MG: Easy one, Rafael Lopez. He wasn’t with us through the entire year but there came a point where, even going back to the year before and then this year and you’re going okay this guy is going to make it to the Major Leagues and that was fun. For a guy that I thought was a good catcher but not a great catcher to becoming a guy who was really on the verge of something special before he got moved up to Iowa. Lot of hard work, much better behind the plate, was throwing out runners at a 40-something percent-clip, could hit, hit in the in the clutch. You put your catcher low in the lineup, but he just kept hitting and hitting and they kept moving him up and up. Eventually he passed Luis Flores. They sent Flores to the Smokies and him to Triple-A and then when they had call-ups on to the big leagues he went and he earned it. He’s good. And he was a leader too. I mean your catcher has to be a leader. I think he’s your quarterback and that is exactly what Rafy was.
CCO: Is there a player that you label as under-rated? If so, why?

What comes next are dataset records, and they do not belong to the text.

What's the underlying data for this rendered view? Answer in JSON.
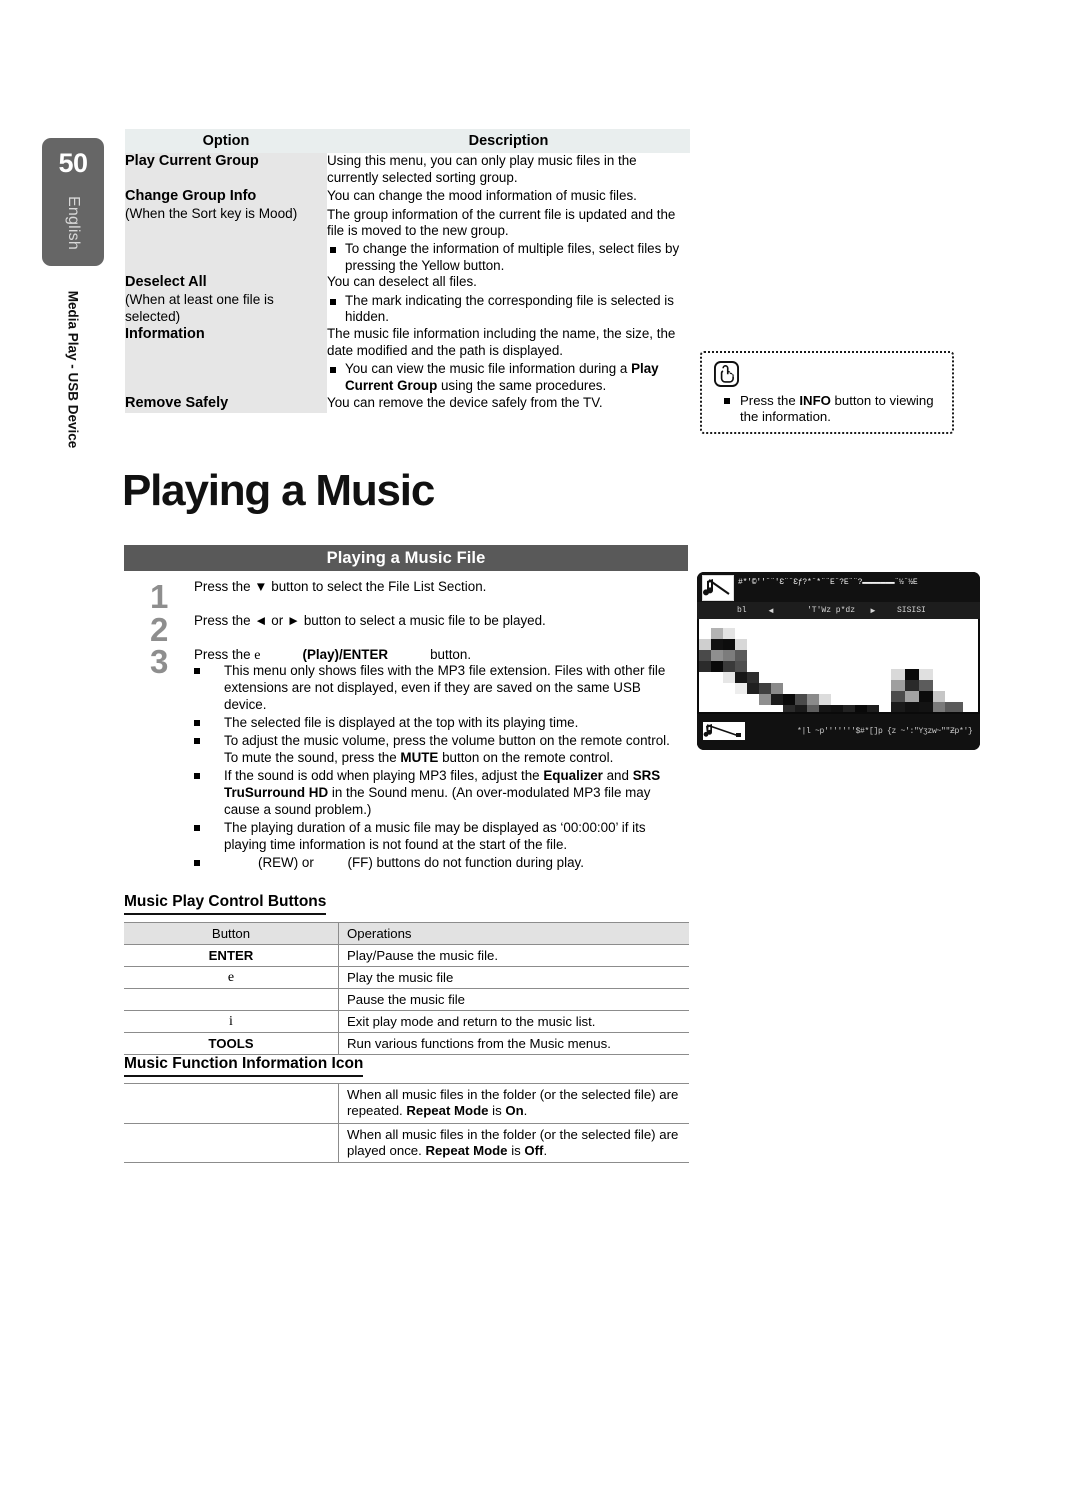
{
  "sidebar": {
    "page_number": "50",
    "language": "English",
    "section_label": "Media Play - USB Device"
  },
  "option_table": {
    "headers": [
      "Option",
      "Description"
    ],
    "rows": [
      {
        "option_title": "Play Current Group",
        "option_sub": "",
        "desc_paragraphs": [
          "Using this menu, you can only play music files in the currently selected sorting group."
        ],
        "desc_bullets": []
      },
      {
        "option_title": "Change Group Info",
        "option_sub": "(When the Sort key is Mood)",
        "desc_paragraphs": [
          "You can change the mood information of music files.",
          "The group information of the current file is updated and the file is moved to the new group."
        ],
        "desc_bullets": [
          "To change the information of multiple files, select files by pressing the Yellow button."
        ]
      },
      {
        "option_title": "Deselect All",
        "option_sub": "(When at least one file is selected)",
        "desc_paragraphs": [
          "You can deselect all files."
        ],
        "desc_bullets": [
          "The        mark indicating the corresponding file is selected is hidden."
        ]
      },
      {
        "option_title": "Information",
        "option_sub": "",
        "desc_paragraphs": [
          "The music file information including the name, the size, the date modified and the path is displayed."
        ],
        "desc_bullets": [
          "You can view the music file information during a Play Current Group using the same procedures."
        ]
      },
      {
        "option_title": "Remove Safely",
        "option_sub": "",
        "desc_paragraphs": [
          "You can remove the device safely from the TV."
        ],
        "desc_bullets": []
      }
    ]
  },
  "note_box": {
    "icon": "hand-press-icon",
    "text_before": "Press the ",
    "text_bold": "INFO",
    "text_after": " button to viewing the information."
  },
  "main_heading": "Playing a Music",
  "section_bar": "Playing a Music File",
  "steps": [
    {
      "number": "1",
      "text": "Press the ▼ button to select the File List Section."
    },
    {
      "number": "2",
      "text": "Press the ◄ or ► button to select a music file to be played."
    },
    {
      "number": "3",
      "text_a": "Press the ",
      "text_e": "e",
      "text_b": "(Play)/ENTER",
      "text_c": "button."
    }
  ],
  "bullets": [
    {
      "parts": [
        {
          "t": "This menu only shows files with the MP3 file extension. Files with other file extensions are not displayed, even if they are saved on the same USB device.",
          "b": false
        }
      ]
    },
    {
      "parts": [
        {
          "t": "The selected file is displayed at the top with its playing time.",
          "b": false
        }
      ]
    },
    {
      "parts": [
        {
          "t": "To adjust the music volume, press the volume button on the remote control. To mute the sound, press the ",
          "b": false
        },
        {
          "t": "MUTE",
          "b": true
        },
        {
          "t": " button on the remote control.",
          "b": false
        }
      ]
    },
    {
      "parts": [
        {
          "t": "If the sound is odd when playing MP3 files, adjust the ",
          "b": false
        },
        {
          "t": "Equalizer",
          "b": true
        },
        {
          "t": " and ",
          "b": false
        },
        {
          "t": "SRS TruSurround HD",
          "b": true
        },
        {
          "t": " in the Sound menu. (An over-modulated MP3 file may cause a sound problem.)",
          "b": false
        }
      ]
    },
    {
      "parts": [
        {
          "t": "The playing duration of a music file may be displayed as ‘00:00:00’ if its playing time information is not found at the start of the file.",
          "b": false
        }
      ]
    },
    {
      "parts": [
        {
          "t": "REW_GAP",
          "b": false
        },
        {
          "t": "(REW) or ",
          "b": false
        },
        {
          "t": "FF_GAP",
          "b": false
        },
        {
          "t": "(FF) buttons do not function during play.",
          "b": false
        }
      ]
    }
  ],
  "control_buttons": {
    "heading": "Music Play Control Buttons",
    "headers": [
      "Button",
      "Operations"
    ],
    "rows": [
      {
        "button": "ENTER",
        "style": "bold",
        "operation": "Play/Pause the music file."
      },
      {
        "button": "e",
        "style": "serif",
        "operation": "Play the music file"
      },
      {
        "button": "",
        "style": "",
        "operation": "Pause the music file"
      },
      {
        "button": "i",
        "style": "serif",
        "operation": "Exit play mode and return to the music list."
      },
      {
        "button": "TOOLS",
        "style": "bold",
        "operation": "Run various functions from the Music menus."
      }
    ]
  },
  "function_icon": {
    "heading": "Music Function Information Icon",
    "rows": [
      {
        "icon": "",
        "parts": [
          {
            "t": "When all music files in the folder (or the selected file) are repeated. ",
            "b": false
          },
          {
            "t": "Repeat Mode",
            "b": true
          },
          {
            "t": " is ",
            "b": false
          },
          {
            "t": "On",
            "b": true
          },
          {
            "t": ".",
            "b": false
          }
        ]
      },
      {
        "icon": "",
        "parts": [
          {
            "t": "When all music files in the folder (or the selected file) are played once. ",
            "b": false
          },
          {
            "t": "Repeat Mode",
            "b": true
          },
          {
            "t": " is ",
            "b": false
          },
          {
            "t": "Off",
            "b": true
          },
          {
            "t": ".",
            "b": false
          }
        ]
      }
    ]
  },
  "tv_screenshot": {
    "label": "tv-music-player-screenshot",
    "header_garbled": "#*'©''¨¨'Ɛ¨¨Ɛƒ?*¨*¨¨É¨?É¨¨?▬▬▬▬▬▬▬¨½¨½É",
    "toolbar_items": [
      "bl",
      "◄",
      "'T'Wz p*dz",
      "►",
      "SISISI"
    ],
    "footer_garbled": "*|l ~p'''''''$#*[]p {z ~':\"Yʒzw~\"\"Ƶp*'}"
  },
  "colors": {
    "sidebar_bg": "#666666",
    "table_header_bg": "#e9eeee",
    "option_cell_bg": "#e6e6e6",
    "section_bar_bg": "#595959",
    "step_number": "#8e8e8e",
    "mini_table_header_bg": "#e2e2e2"
  }
}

MG: Elliot Soto. Elliot Soto is under-rated. You are talking about a guy that missed some time due to a suspension and came back in and immediately he made our team better, immediately. He is an incredible defensive player. He actually hit the ball after struggling in his first 80 at bats or so. Then after that he was hitting the cover off the ball before he was promoted to Iowa. I think if he figures out how to play the small man’s game, how to bunt more consistently and maybe that is something he has gotten better on and with the way he plays defense, he’s a guy that no one is probably going to talk about but there is a spot on a lot of teams for someone that can come in and basically make your pitchers that much better because they cover so much ground like he does. And he’s smart too. He’s a guy that just understands the game.
CCO: What changes have you seen over the last three seasons in how the Cubs system is run?

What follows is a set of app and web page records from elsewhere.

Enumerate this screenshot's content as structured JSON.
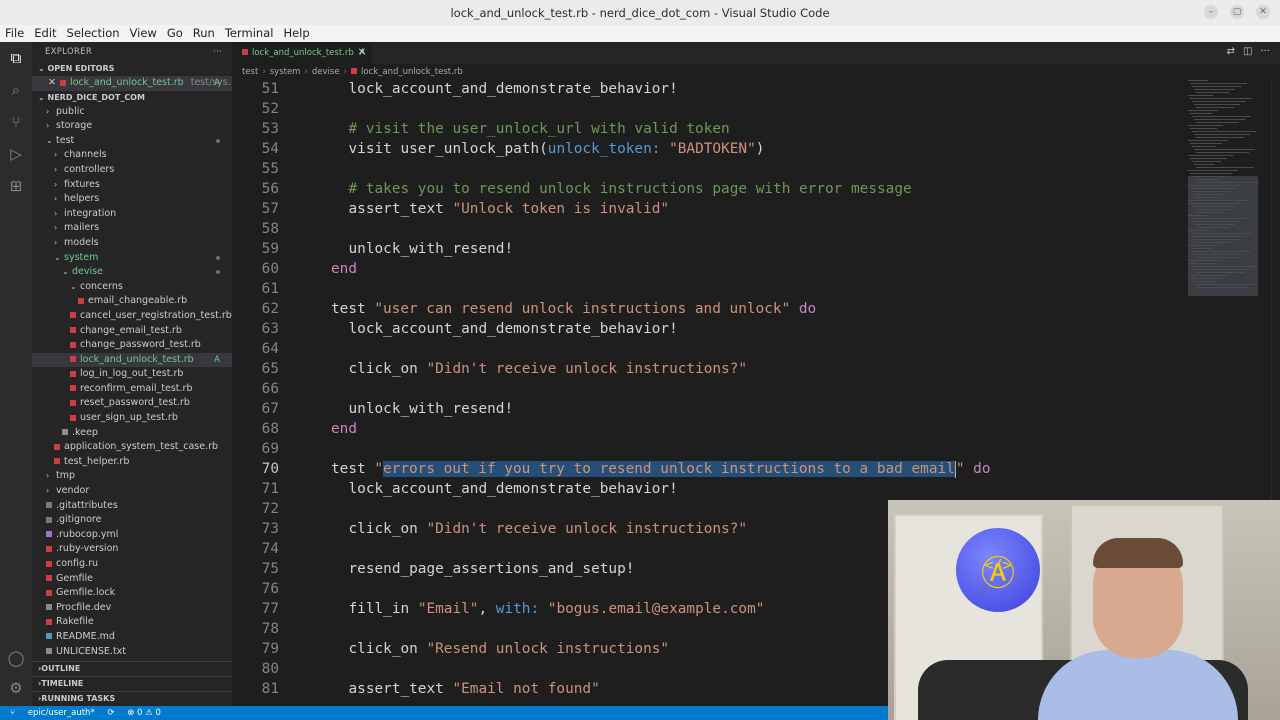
{
  "window": {
    "title": "lock_and_unlock_test.rb - nerd_dice_dot_com - Visual Studio Code"
  },
  "menu": [
    "File",
    "Edit",
    "Selection",
    "View",
    "Go",
    "Run",
    "Terminal",
    "Help"
  ],
  "activity_bar": [
    "files-icon",
    "search-icon",
    "source-control-icon",
    "run-debug-icon",
    "extensions-icon",
    "account-icon",
    "settings-icon"
  ],
  "sidebar": {
    "title": "EXPLORER",
    "open_editors_label": "OPEN EDITORS",
    "open_editor": {
      "name": "lock_and_unlock_test.rb",
      "path": "test/sys...",
      "badge": "A"
    },
    "project_label": "NERD_DICE_DOT_COM",
    "tree": [
      {
        "label": "public",
        "type": "folder",
        "depth": 1
      },
      {
        "label": "storage",
        "type": "folder",
        "depth": 1
      },
      {
        "label": "test",
        "type": "folder-open",
        "depth": 1,
        "dot": true
      },
      {
        "label": "channels",
        "type": "folder",
        "depth": 2
      },
      {
        "label": "controllers",
        "type": "folder",
        "depth": 2
      },
      {
        "label": "fixtures",
        "type": "folder",
        "depth": 2
      },
      {
        "label": "helpers",
        "type": "folder",
        "depth": 2
      },
      {
        "label": "integration",
        "type": "folder",
        "depth": 2
      },
      {
        "label": "mailers",
        "type": "folder",
        "depth": 2
      },
      {
        "label": "models",
        "type": "folder",
        "depth": 2
      },
      {
        "label": "system",
        "type": "folder-open",
        "depth": 2,
        "dot": true,
        "green": true
      },
      {
        "label": "devise",
        "type": "folder-open",
        "depth": 3,
        "dot": true,
        "green": true
      },
      {
        "label": "concerns",
        "type": "folder-open",
        "depth": 4
      },
      {
        "label": "email_changeable.rb",
        "type": "ruby",
        "depth": 5
      },
      {
        "label": "cancel_user_registration_test.rb",
        "type": "ruby",
        "depth": 4
      },
      {
        "label": "change_email_test.rb",
        "type": "ruby",
        "depth": 4
      },
      {
        "label": "change_password_test.rb",
        "type": "ruby",
        "depth": 4
      },
      {
        "label": "lock_and_unlock_test.rb",
        "type": "ruby",
        "depth": 4,
        "badge": "A",
        "selected": true,
        "green": true
      },
      {
        "label": "log_in_log_out_test.rb",
        "type": "ruby",
        "depth": 4
      },
      {
        "label": "reconfirm_email_test.rb",
        "type": "ruby",
        "depth": 4
      },
      {
        "label": "reset_password_test.rb",
        "type": "ruby",
        "depth": 4
      },
      {
        "label": "user_sign_up_test.rb",
        "type": "ruby",
        "depth": 4
      },
      {
        "label": ".keep",
        "type": "txt",
        "depth": 3
      },
      {
        "label": "application_system_test_case.rb",
        "type": "ruby",
        "depth": 2
      },
      {
        "label": "test_helper.rb",
        "type": "ruby",
        "depth": 2
      },
      {
        "label": "tmp",
        "type": "folder",
        "depth": 1
      },
      {
        "label": "vendor",
        "type": "folder",
        "depth": 1
      },
      {
        "label": ".gitattributes",
        "type": "git",
        "depth": 1
      },
      {
        "label": ".gitignore",
        "type": "git",
        "depth": 1
      },
      {
        "label": ".rubocop.yml",
        "type": "yml",
        "depth": 1
      },
      {
        "label": ".ruby-version",
        "type": "ruby",
        "depth": 1
      },
      {
        "label": "config.ru",
        "type": "ruby",
        "depth": 1
      },
      {
        "label": "Gemfile",
        "type": "ruby",
        "depth": 1
      },
      {
        "label": "Gemfile.lock",
        "type": "ruby",
        "depth": 1
      },
      {
        "label": "Procfile.dev",
        "type": "txt",
        "depth": 1
      },
      {
        "label": "Rakefile",
        "type": "ruby",
        "depth": 1
      },
      {
        "label": "README.md",
        "type": "md",
        "depth": 1
      },
      {
        "label": "UNLICENSE.txt",
        "type": "txt",
        "depth": 1
      }
    ],
    "outline_label": "OUTLINE",
    "timeline_label": "TIMELINE",
    "running_tasks_label": "RUNNING TASKS"
  },
  "tab": {
    "label": "lock_and_unlock_test.rb",
    "badge": "A"
  },
  "breadcrumb": [
    "test",
    "system",
    "devise",
    "lock_and_unlock_test.rb"
  ],
  "code": [
    {
      "n": "51",
      "i": 2,
      "t": [
        [
          "m",
          "lock_account_and_demonstrate_behavior!"
        ]
      ]
    },
    {
      "n": "52",
      "i": 0,
      "t": []
    },
    {
      "n": "53",
      "i": 2,
      "t": [
        [
          "c",
          "# visit the user_unlock_url with valid token"
        ]
      ]
    },
    {
      "n": "54",
      "i": 2,
      "t": [
        [
          "p",
          "visit user_unlock_path("
        ],
        [
          "y",
          "unlock_token:"
        ],
        [
          "p",
          " "
        ],
        [
          "s",
          "\"BADTOKEN\""
        ],
        [
          "p",
          ")"
        ]
      ]
    },
    {
      "n": "55",
      "i": 0,
      "t": []
    },
    {
      "n": "56",
      "i": 2,
      "t": [
        [
          "c",
          "# takes you to resend unlock instructions page with error message"
        ]
      ]
    },
    {
      "n": "57",
      "i": 2,
      "t": [
        [
          "p",
          "assert_text "
        ],
        [
          "s",
          "\"Unlock token is invalid\""
        ]
      ]
    },
    {
      "n": "58",
      "i": 0,
      "t": []
    },
    {
      "n": "59",
      "i": 2,
      "t": [
        [
          "p",
          "unlock_with_resend!"
        ]
      ]
    },
    {
      "n": "60",
      "i": 1,
      "t": [
        [
          "k",
          "end"
        ]
      ]
    },
    {
      "n": "61",
      "i": 0,
      "t": []
    },
    {
      "n": "62",
      "i": 1,
      "t": [
        [
          "p",
          "test "
        ],
        [
          "s",
          "\"user can resend unlock instructions and unlock\""
        ],
        [
          "p",
          " "
        ],
        [
          "k",
          "do"
        ]
      ]
    },
    {
      "n": "63",
      "i": 2,
      "t": [
        [
          "p",
          "lock_account_and_demonstrate_behavior!"
        ]
      ]
    },
    {
      "n": "64",
      "i": 0,
      "t": []
    },
    {
      "n": "65",
      "i": 2,
      "t": [
        [
          "p",
          "click_on "
        ],
        [
          "s",
          "\"Didn't receive unlock instructions?\""
        ]
      ]
    },
    {
      "n": "66",
      "i": 0,
      "t": []
    },
    {
      "n": "67",
      "i": 2,
      "t": [
        [
          "p",
          "unlock_with_resend!"
        ]
      ]
    },
    {
      "n": "68",
      "i": 1,
      "t": [
        [
          "k",
          "end"
        ]
      ]
    },
    {
      "n": "69",
      "i": 0,
      "t": []
    },
    {
      "n": "70",
      "i": 1,
      "active": true,
      "t": [
        [
          "p",
          "test "
        ],
        [
          "s",
          "\""
        ],
        [
          "x",
          "errors out if you try to resend unlock instructions to a bad email"
        ],
        [
          "cur",
          ""
        ],
        [
          "s",
          "\""
        ],
        [
          "p",
          " "
        ],
        [
          "k",
          "do"
        ]
      ]
    },
    {
      "n": "71",
      "i": 2,
      "t": [
        [
          "p",
          "lock_account_and_demonstrate_behavior!"
        ]
      ]
    },
    {
      "n": "72",
      "i": 0,
      "t": []
    },
    {
      "n": "73",
      "i": 2,
      "t": [
        [
          "p",
          "click_on "
        ],
        [
          "s",
          "\"Didn't receive unlock instructions?\""
        ]
      ]
    },
    {
      "n": "74",
      "i": 0,
      "t": []
    },
    {
      "n": "75",
      "i": 2,
      "t": [
        [
          "p",
          "resend_page_assertions_and_setup!"
        ]
      ]
    },
    {
      "n": "76",
      "i": 0,
      "t": []
    },
    {
      "n": "77",
      "i": 2,
      "t": [
        [
          "p",
          "fill_in "
        ],
        [
          "s",
          "\"Email\""
        ],
        [
          "p",
          ", "
        ],
        [
          "y",
          "with:"
        ],
        [
          "p",
          " "
        ],
        [
          "s",
          "\"bogus.email@example.com\""
        ]
      ]
    },
    {
      "n": "78",
      "i": 0,
      "t": []
    },
    {
      "n": "79",
      "i": 2,
      "t": [
        [
          "p",
          "click_on "
        ],
        [
          "s",
          "\"Resend unlock instructions\""
        ]
      ]
    },
    {
      "n": "80",
      "i": 0,
      "t": []
    },
    {
      "n": "81",
      "i": 2,
      "t": [
        [
          "p",
          "assert_text "
        ],
        [
          "s",
          "\"Email not found\""
        ]
      ]
    }
  ],
  "statusbar": {
    "branch": "epic/user_auth*",
    "sync": "⟳",
    "problems": "⊗ 0 ⚠ 0"
  },
  "webcam": {
    "logo_glyph": "Ⓐ",
    "logo_code": "</>"
  }
}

MG: Well, I think the biggest thing is these guys, Theo [Epstein] and Jed [Hoyer] and Jason [McLeod], have done a great job of getting premier talent. You have to credit Tom Ricketts for that too for spending the money. You talk about prospects, when you are building your organization around guys that are incredible. They are not just a little bit better than the rest of the team, they are better than every other player in the league. Kris Bryant, Javier Baez, Albert Almora, even though he didn’t dominate at Double-A, he’s going too. Addison Russell is still learning but still. [Kyle] Schwarber, the way he’s played. And [Jorge] Soler, we didn’t even talk about him. These are guys that are so much better than the rest of the minor league players that I think that’s the biggest difference. Honestly, I like the way the Cubs ran the minor league system before and I like the way these guys do it. When you get to this level, these guys are good. Jim Hendry is good. Theo is good. They are good because their intelligent people. They may have different philosophies on doing things some way or maybe these guys don’t care if you have facial hair, you may wear your socks up a certain way, but these guys have gotten into these positions for a reason. And I couldn’t sit here and say ‘Well, one philosophy is better than the other.’ All these guys are trying to do is put a product in Chicago that is going to win. The better the players are the easier it is going to be to do that.